Modernism always wanted to have it both ways: on the one hand, modernist architecture was supposed to be, in theory, the same in all places; that’s one reason why modernism in architecture was also called the International Style. If all modernist buildings look the same, when you see one you have seen them all: no need for further travel. Yet throughout the 20th century modernist culture and technology enthusiastically endorsed and favored travel. In the 60s we traveled to the Moon, and civil aviation made the world smaller. In modernist culture, travel was good. It made all travelers better, happier humans. It was good to learn foreign languages and to go see distant places. High modernist travel was not only good; it was also cool. The jet setters of the 60s were the coolest citizens of the world. Even later in the 20th century the general expectation was that borderless, seamless travel would keep getting easier and more frequent. Most Europeans of my generation grew up learning two or more foreign languages, and it was not unusual until recently to be born in one country, to study in another, and find one’s first job in a third one. That was seen as an opportunity, not as a deprivation.
Well, no more. Times have changed, and the tide has turned. Put the above trend into reverse, and go back to square one–or possibly even further. Travel today is bad; it is uncool. If you say you travel–no matter the reason: personal or professional, tourism or work–cool people look down on you. Some very cool people may even stop speaking to you. If you travel to earn your living, you are a loser. If you travel to see places, or to learn, you are an enemy of the planet.
It all started in the 70s. Back then the double whammy of two energy crises reminded to all, in the starkest terms, that travel and transportation are energy-intensive activities. When, after the first oil embargo, the price of fuel unexpectedly went up, so did the cost of travel. At the same time, not coincidentally, the culture of post-modernism started to favor regional, vernacular, and local styles in building, as well as the use of local building techniques and local building materials. In the beginning, that was mostly seen as a benevolent, long-overdue rebalancing act: for modernism, we are all the same; for the post-modernists, we are all different. Regionalism was called “critical” back then. Not now.
One generation later, ecology and environmental preoccupations have been replaced by climate activism, and rabid nationalism has replaced critical regionalism. A few months ago Swedish teenage climate activist Greta Thunberg went on an 11-day railway tour through Europe (during her Easter school holidays) to deliver talks to various European parliaments and to meet, among others, the Pope in Rome and Labour leader Jeremy Corbin in London. Many, like her, have banished or are banishing air travel in a bid to reduce their carbon footprint, and the “no-fly” movement is rapidly gaining traction throughout Europe and beyond.

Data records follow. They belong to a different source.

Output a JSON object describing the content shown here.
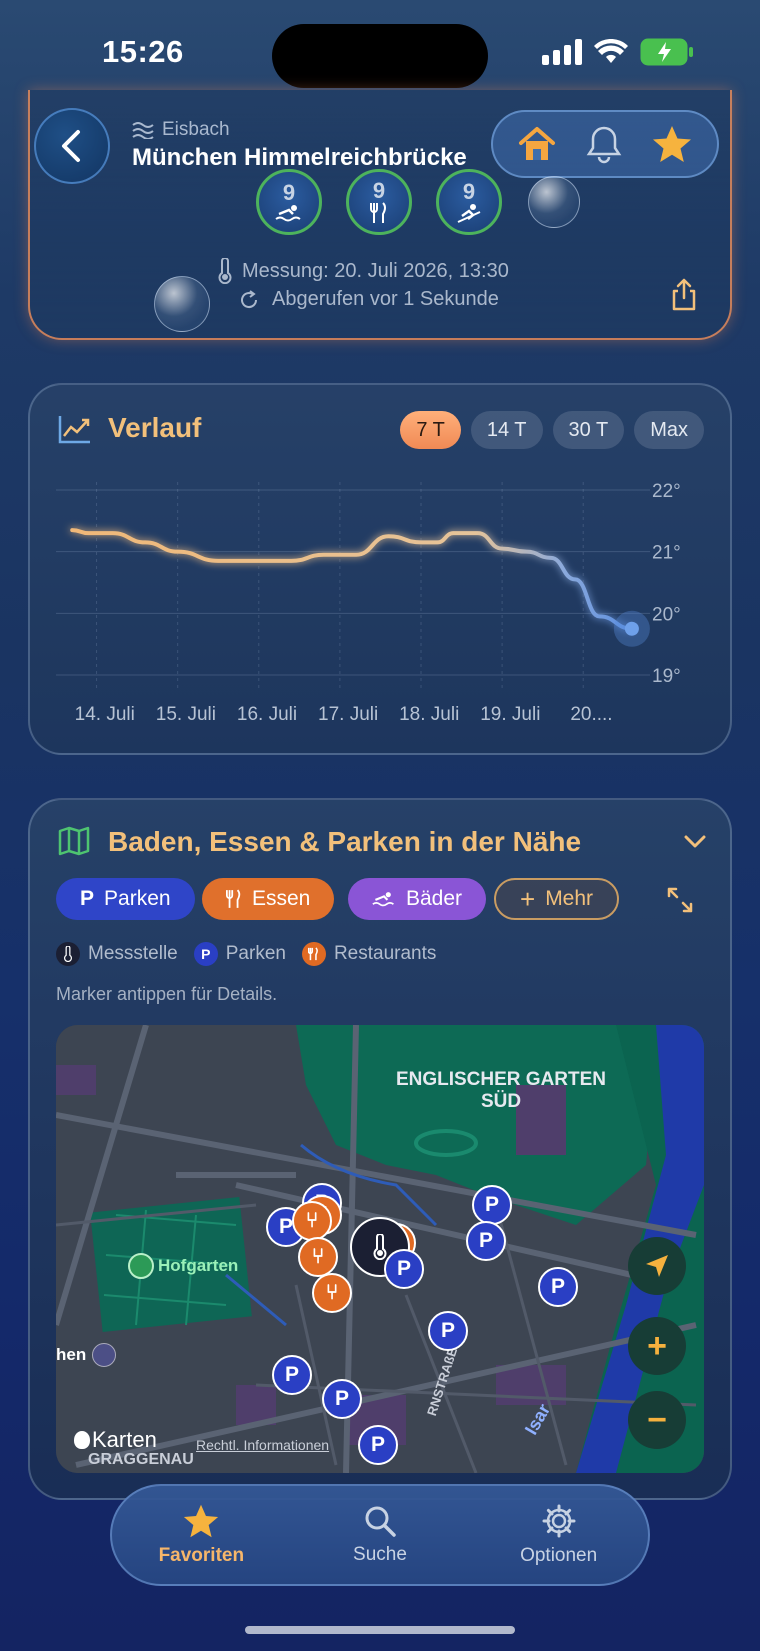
{
  "status": {
    "time": "15:26"
  },
  "header": {
    "river": "Eisbach",
    "station": "München Himmelreichbrücke"
  },
  "scores": [
    {
      "value": "9",
      "icon": "swimmer-icon"
    },
    {
      "value": "9",
      "icon": "cutlery-icon"
    },
    {
      "value": "9",
      "icon": "surfer-icon"
    }
  ],
  "measurement": {
    "measured": "Messung: 20. Juli 2026, 13:30",
    "fetched": "Abgerufen vor 1 Sekunde"
  },
  "history": {
    "title": "Verlauf",
    "ranges": [
      "7 T",
      "14 T",
      "30 T",
      "Max"
    ],
    "active_range": "7 T"
  },
  "chart_data": {
    "type": "line",
    "title": "Verlauf",
    "x_labels": [
      "14. Juli",
      "15. Juli",
      "16. Juli",
      "17. Juli",
      "18. Juli",
      "19. Juli",
      "20...."
    ],
    "y_ticks": [
      "22°",
      "21°",
      "20°",
      "19°"
    ],
    "ylim": [
      19,
      22
    ],
    "series": [
      {
        "values_x": [
          13.5,
          13.7,
          14.0,
          14.4,
          14.8,
          15.3,
          15.8,
          16.2,
          16.6,
          17.0,
          17.4,
          17.8,
          18.0,
          18.2,
          18.5,
          18.8,
          19.1,
          19.4,
          19.7,
          20.0,
          20.4
        ],
        "values_y": [
          21.35,
          21.3,
          21.3,
          21.15,
          21.0,
          20.85,
          20.85,
          20.85,
          20.95,
          20.95,
          21.25,
          21.15,
          21.15,
          21.3,
          21.3,
          21.05,
          21.0,
          20.9,
          20.55,
          19.95,
          19.75
        ]
      }
    ],
    "grid": true
  },
  "nearby": {
    "title": "Baden, Essen & Parken in der Nähe",
    "chips": [
      {
        "label": "Parken",
        "icon": "parking-icon",
        "color": "#2f45c8"
      },
      {
        "label": "Essen",
        "icon": "cutlery-icon",
        "color": "#e0702c"
      },
      {
        "label": "Bäder",
        "icon": "swim-icon",
        "color": "#8a55d6"
      },
      {
        "label": "Mehr",
        "icon": "plus-icon",
        "color": "#3c4556"
      }
    ],
    "legend": [
      "Messstelle",
      "Parken",
      "Restaurants"
    ],
    "hint": "Marker antippen für Details.",
    "map": {
      "area_label": "ENGLISCHER GARTEN SÜD",
      "park_label": "Hofgarten",
      "cut_label": "hen",
      "river_label": "Isar",
      "street_label": "RNSTRAßE",
      "district_label": "GRAGGENAU",
      "provider": "Karten",
      "legal": "Rechtl. Informationen"
    }
  },
  "tabbar": [
    {
      "label": "Favoriten",
      "active": true
    },
    {
      "label": "Suche",
      "active": false
    },
    {
      "label": "Optionen",
      "active": false
    }
  ]
}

The carbon footprint of each flight is now often shown on electronic tickets, next to airfare; the numbers for the carbon footprint of rail travel are more controversial, as nobody knows precisely how to calculate the environmental impact of rail tracks and related infrastructure, from the ballast and electric lines to tunnels and bridges. All the same, even in the absence of precise facts and figures, it seems reasonable to assume that a 10-minute talk on Skype may have an even lesser carbon footprint than a 36-hour train travel. If that is confirmed, the young Swede’s remarkably effective, rightful, and persuasive words would have been even more environmentally friendly if delivered electronically, rather than in person. The electronic transmission of information burns less energy, and is therefore likely to be more environmentally friendly, than the physical transportation of things and people. That is an argument that many today do not want to hear.
But then, trains have their enemies too–for quite different reasons. The new populist government of Italy has made a big show of opposing the construction of new railway links through the Alps–to the point of abandoning some already under construction. As the Italian Deputy Prime Minister and Minister of Economic Development explained in February 2019, his main preoccupation is not to facilitate train travel between Italy and France, but to provide for better travel for Italians within their own country. And for several months this spring the Eurostar train link between Paris and London was hit by a strike of the French custom officers, compounded on the British side by various incidents and, in at least one occasion, by Brexit protesters who targeted the rail link as a symbol of European travel they would like to curtail. As the hapless former British Prime Minister said in a famous speech in October 2016, “if you believe that you are a citizen of the world, you are a citizen of nowhere.”
Well, at least that’s clear. For us, the design professionals, that means that buildings should be henceforth organically grown, or “sourced”, like wild mushrooms or bio-certified potatoes: designed and built by local people, each of them fully traceable to a local birthplace; and each building made with local materials, in a local way, expressing and embodying local identities. Identities, defined that way, are by definition frail, and can only thrive behind closed doors. One generation ago architectural students around the world dreamed of building schools, hospitals, and social housing. Fifteen years go they dreamed of faraway museums, monumental bridges, and glitzy airports. That’s gone too. Today’s populist right and activist left are united against those who choose to travel, or have to. Today’s travelers are not jet setters; they are migrants. Tomorrow’s travel infrastructure will not need bridges and airports, but fortified walls and concentration camps. It has happened before.